*** Records shown ***
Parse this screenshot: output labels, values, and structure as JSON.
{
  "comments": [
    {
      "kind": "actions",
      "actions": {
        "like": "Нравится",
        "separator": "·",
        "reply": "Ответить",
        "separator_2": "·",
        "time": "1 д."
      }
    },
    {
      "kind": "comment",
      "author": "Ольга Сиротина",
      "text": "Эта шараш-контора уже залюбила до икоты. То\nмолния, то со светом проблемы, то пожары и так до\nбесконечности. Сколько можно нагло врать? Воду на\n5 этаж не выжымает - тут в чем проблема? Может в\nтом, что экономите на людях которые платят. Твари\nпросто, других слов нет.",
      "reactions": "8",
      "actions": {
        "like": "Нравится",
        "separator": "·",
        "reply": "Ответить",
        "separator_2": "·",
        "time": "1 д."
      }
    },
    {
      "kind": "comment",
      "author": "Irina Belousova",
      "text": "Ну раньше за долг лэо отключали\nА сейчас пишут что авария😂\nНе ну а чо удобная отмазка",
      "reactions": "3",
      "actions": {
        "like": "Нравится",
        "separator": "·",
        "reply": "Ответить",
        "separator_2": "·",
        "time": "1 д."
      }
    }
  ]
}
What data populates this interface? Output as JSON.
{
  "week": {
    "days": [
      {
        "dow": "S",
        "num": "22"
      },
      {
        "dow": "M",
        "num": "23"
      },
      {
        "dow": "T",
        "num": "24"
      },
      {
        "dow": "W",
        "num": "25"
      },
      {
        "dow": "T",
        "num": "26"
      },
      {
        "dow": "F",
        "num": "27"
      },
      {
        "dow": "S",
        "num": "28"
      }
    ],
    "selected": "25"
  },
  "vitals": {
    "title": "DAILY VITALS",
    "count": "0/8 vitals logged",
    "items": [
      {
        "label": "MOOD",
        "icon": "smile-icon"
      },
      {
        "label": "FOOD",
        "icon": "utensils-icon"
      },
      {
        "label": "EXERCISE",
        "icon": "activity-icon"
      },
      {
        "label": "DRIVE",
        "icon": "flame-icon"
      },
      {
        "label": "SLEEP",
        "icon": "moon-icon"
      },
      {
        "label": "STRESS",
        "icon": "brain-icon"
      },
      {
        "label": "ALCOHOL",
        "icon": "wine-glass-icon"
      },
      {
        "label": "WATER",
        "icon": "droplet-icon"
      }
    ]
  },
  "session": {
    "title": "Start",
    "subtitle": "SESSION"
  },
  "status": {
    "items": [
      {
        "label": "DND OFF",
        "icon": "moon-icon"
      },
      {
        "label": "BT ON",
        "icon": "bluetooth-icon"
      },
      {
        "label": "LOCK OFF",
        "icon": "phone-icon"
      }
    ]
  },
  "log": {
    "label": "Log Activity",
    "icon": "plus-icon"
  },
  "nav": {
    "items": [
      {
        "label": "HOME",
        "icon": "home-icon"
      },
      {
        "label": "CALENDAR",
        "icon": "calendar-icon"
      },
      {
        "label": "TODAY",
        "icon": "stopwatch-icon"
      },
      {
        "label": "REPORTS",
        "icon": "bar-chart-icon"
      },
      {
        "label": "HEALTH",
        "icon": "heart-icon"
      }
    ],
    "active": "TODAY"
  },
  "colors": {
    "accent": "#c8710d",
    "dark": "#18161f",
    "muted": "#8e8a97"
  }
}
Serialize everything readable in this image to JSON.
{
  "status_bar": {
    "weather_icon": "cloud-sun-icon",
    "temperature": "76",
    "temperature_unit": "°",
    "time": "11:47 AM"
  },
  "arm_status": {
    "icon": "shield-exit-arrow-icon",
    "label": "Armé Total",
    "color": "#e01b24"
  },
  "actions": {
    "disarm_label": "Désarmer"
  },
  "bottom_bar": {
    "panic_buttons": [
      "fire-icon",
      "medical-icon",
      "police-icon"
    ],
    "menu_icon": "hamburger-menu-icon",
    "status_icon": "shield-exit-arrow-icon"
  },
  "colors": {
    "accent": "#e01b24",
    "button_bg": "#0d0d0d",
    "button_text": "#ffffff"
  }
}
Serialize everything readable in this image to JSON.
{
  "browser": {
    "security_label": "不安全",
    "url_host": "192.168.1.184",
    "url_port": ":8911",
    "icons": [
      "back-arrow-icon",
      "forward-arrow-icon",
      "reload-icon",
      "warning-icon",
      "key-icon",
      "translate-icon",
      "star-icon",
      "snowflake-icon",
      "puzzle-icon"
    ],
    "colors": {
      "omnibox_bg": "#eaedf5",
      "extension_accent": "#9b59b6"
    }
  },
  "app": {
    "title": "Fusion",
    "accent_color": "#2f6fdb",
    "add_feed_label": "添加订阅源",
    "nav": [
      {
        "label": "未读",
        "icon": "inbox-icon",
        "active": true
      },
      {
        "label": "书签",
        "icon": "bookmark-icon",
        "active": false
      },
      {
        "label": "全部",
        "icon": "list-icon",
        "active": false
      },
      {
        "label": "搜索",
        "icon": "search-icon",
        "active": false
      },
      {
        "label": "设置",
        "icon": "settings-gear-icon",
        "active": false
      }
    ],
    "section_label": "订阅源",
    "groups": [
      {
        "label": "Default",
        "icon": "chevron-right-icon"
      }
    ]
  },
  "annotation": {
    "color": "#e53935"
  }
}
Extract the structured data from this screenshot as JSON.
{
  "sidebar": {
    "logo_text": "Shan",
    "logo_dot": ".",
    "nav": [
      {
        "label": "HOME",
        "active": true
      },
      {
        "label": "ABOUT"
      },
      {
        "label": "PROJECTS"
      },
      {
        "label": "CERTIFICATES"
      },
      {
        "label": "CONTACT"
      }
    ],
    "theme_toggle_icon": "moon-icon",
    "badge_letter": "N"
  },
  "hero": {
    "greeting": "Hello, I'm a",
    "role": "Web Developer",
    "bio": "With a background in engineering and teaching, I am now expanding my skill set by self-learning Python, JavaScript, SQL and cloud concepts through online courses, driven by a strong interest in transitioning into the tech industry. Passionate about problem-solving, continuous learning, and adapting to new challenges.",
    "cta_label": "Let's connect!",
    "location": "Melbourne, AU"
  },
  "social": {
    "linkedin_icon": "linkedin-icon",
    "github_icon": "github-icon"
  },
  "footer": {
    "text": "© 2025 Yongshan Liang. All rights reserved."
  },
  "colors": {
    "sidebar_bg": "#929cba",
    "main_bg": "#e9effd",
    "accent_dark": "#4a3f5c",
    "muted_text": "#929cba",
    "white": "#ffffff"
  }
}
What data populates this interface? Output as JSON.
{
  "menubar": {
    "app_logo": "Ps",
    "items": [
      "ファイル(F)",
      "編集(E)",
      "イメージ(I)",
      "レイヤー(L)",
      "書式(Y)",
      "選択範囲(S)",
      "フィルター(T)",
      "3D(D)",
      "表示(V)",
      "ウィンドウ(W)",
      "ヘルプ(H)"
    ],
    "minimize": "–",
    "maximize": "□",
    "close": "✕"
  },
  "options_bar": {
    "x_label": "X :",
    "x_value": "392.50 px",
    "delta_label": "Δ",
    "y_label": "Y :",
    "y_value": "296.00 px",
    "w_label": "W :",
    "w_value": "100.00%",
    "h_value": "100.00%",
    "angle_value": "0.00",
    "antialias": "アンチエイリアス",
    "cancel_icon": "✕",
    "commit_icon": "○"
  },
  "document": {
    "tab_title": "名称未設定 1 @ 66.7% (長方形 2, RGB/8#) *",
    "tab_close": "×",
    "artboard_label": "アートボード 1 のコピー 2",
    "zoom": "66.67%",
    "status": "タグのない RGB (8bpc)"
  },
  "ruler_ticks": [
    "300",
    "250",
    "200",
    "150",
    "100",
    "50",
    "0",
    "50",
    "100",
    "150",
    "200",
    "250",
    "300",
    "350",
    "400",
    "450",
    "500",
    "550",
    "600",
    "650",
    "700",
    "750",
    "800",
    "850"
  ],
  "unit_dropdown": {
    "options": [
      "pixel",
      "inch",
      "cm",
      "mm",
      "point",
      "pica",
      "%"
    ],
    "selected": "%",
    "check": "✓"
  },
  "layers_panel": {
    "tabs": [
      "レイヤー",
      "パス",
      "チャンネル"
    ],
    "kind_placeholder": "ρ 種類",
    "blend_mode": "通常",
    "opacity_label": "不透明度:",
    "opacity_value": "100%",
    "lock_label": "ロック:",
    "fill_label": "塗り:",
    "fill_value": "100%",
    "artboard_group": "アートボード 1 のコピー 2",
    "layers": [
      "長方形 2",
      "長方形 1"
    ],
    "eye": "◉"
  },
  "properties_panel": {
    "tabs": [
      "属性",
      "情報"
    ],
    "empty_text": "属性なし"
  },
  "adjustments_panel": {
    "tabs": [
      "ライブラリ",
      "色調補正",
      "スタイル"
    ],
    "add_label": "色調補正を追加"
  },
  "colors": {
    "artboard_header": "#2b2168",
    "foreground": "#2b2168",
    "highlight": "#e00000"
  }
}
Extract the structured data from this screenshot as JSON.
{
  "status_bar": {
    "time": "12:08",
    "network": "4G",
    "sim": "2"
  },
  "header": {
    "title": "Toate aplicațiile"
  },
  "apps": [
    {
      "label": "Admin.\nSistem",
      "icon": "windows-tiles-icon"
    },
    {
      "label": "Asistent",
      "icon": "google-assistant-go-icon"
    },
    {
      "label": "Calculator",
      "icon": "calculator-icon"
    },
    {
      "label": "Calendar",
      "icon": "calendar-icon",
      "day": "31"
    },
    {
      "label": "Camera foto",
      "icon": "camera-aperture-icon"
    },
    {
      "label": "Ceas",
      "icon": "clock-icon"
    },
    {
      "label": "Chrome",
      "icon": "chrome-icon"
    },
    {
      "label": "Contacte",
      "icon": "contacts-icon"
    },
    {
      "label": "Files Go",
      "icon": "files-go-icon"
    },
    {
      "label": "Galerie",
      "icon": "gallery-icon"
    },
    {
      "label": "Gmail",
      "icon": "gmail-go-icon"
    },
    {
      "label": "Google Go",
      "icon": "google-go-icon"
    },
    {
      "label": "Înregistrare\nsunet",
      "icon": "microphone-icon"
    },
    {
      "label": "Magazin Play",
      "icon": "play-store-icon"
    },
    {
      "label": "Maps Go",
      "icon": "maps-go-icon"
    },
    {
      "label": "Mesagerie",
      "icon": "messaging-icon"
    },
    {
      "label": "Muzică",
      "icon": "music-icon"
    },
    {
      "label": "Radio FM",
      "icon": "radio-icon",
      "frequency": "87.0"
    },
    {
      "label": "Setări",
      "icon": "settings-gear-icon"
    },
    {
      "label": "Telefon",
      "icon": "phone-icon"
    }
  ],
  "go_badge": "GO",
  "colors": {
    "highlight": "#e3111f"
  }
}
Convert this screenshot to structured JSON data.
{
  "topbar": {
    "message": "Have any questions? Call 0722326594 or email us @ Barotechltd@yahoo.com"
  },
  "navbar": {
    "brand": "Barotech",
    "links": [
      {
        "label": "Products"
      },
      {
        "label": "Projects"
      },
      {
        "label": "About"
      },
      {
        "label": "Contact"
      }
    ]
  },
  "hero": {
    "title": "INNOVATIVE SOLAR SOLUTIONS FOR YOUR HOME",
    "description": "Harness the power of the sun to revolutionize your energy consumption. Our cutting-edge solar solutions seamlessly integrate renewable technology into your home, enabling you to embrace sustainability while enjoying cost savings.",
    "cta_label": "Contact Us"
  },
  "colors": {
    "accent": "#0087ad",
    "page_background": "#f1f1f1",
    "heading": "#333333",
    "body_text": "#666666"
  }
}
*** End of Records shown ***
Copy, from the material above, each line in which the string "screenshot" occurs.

> **Answer area**:
Parse this screenshot: output labels, values, and structure as JSON.
Extract the structured data from this screenshot as JSON.
Extract the structured data from this screenshot as JSON.
Convert this screenshot to structured JSON data.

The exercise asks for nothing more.